Have you heard about earthing? Depending on who you ask, it’s either a treatment for all that ails you or more useless hippie nonsense in the vein of tinfoil hats and “climate change”.

There’s nothing I enjoy more than some good old-fashioned investigative journalism, and I am always game to offer myself up as a guinea pig, so I thought I’d lay out the basic arguments for and against earthing and then conduct a little experiment for myself.

First of all, what is it?

Tiptoe Through the Grass
Image courtesy of Morgan.

Well, earthing refers to the process of connecting your body directly to the earth, either by removing your shoes and going barefoot, or by buying any number of specially designed earthing pads, sheets, mats, and blankets.

Proponents of earthing claim that it can “… reduce inflammation that can lead to chronic diseases, ease pain and prevent tendonitis and carpal tunnel syndrome,” and a cursory Google search will turn up hundreds of testimonials about benefits varying from a husband who stopped snoring, to bones healing faster.  How, exactly, does being barefoot accomplish this?
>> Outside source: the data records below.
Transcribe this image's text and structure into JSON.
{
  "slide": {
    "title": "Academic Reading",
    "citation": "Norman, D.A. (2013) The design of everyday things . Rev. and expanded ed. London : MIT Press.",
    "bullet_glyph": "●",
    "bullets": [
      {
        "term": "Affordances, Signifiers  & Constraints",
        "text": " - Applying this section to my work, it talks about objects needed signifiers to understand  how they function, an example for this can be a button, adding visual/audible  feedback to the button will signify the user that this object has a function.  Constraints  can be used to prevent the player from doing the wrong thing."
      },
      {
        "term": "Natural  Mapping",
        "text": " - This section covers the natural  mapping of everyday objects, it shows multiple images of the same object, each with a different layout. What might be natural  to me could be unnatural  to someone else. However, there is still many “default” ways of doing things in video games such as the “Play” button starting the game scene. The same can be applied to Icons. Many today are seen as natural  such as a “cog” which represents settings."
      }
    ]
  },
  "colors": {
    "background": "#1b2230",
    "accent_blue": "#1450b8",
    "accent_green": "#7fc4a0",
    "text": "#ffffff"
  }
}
To use the most simplistic explanation I could find, “[w]hile humans are positively charged with electrons, the Earth is negatively charged and brimming with free-flowing electrons that balance out our bodies as we absorb the negative electrons.” (same source) By “plugging in” to the earth via our soles or skin, we become part of the flow of electrons and this, apparently, heals us. The idea has gained a widespread support base, with earthing kits used by many athletes, including those participating in the Tour de France.

Seriously?

As for the skeptics, they cry foul and demand research studies to prove these claims. While studies on earthing abound, they are admittedly small, and those critical of earthing doubt their accuracy and methodology. One such skeptic is Steve Novella, who writes

“[Earthing founder Clint Ober] distorts this concept, claiming that the earth is a source of electrons that gently flow into the body curing whatever ails you. A further premise is that simply by wearing shoes with rubber soles we are so thoroughly isolated electrically that our bodies cannot reach their natural electrical homeostasis. Our bodies, according to Ober, must be craving electrons, but simply cannot get them from the environment without a special connection to the ground.”

It’s all about me

Nature is dancing in the spotlight
Image courtesy of Lucas ().

After perusing the vast annals of the Internet for far too long, I decided that there was really only one way to get to the bottom of this earthing debate. I grabbed my daughter (who is always happier barefoot) and headed out to our backyard. It was a beautiful sunny day, I had already hung our clothes on the clothesline, and there was nothing left to do but stand there and be healed!

I walk barefoot a lot in the summer, growing up on a lakefront cottage sort of breeds that into you, and I can’t say that I’ve ever noticed any directly correlated health benefits from it.  But hey, perhaps I just haven’t been paying attention!

I sat on the warm grass with my feet flat on the earth and tried to tune out my daughter’s shrieking and tune into the electrical currents of my body. I felt warm from the sun, drowsy because I live with a crazy toddler, and deeply content. But, perhaps unsurprisingly, when the recommended 30-minute earthing session was up, I still had both my chronic kidney condition and that weird little bump on my finger I’ve been obsessing over for weeks (is it a spider bite? Did a spider lay eggs in me while I slept? How could I not feel that? What’s wrong with me?) Earthing, it seems, did not cure me of these two ailments.

But here’s what I was thinking as I lay there in the sun with my girl:  websites shilling hundred-dollar earthing pads aside, this is some hippie mumbo-jumbo I can wholeheartedly get behind. I mean, think about it, what’s the harm in earthing? What is this movement really asking you to do? Go outside for half an hour and take off your shoes.  Can you really argue with that? Who wouldn’t benefit from bare feet, nature, fresh air and warm earth?

For me, walking barefoot feels as good as swimming naked – and I’m not sure I really need meticulously-conducted double-blind research studies to prove it.

Feature image courtesy of Daniel Novta

By Madeleine Somerville

Madeleine Somerville is the author of All You Need Is Less: An Eco-Friendly Guide to Guilt-Free Green Living and Stress-Free Simplicity. She is a writer, wannabe hippie and lover of soft cheeses. She lives in Edmonton, Canada, with her daughter. You can also find Madeleine at her blog, Sweet Madeleine.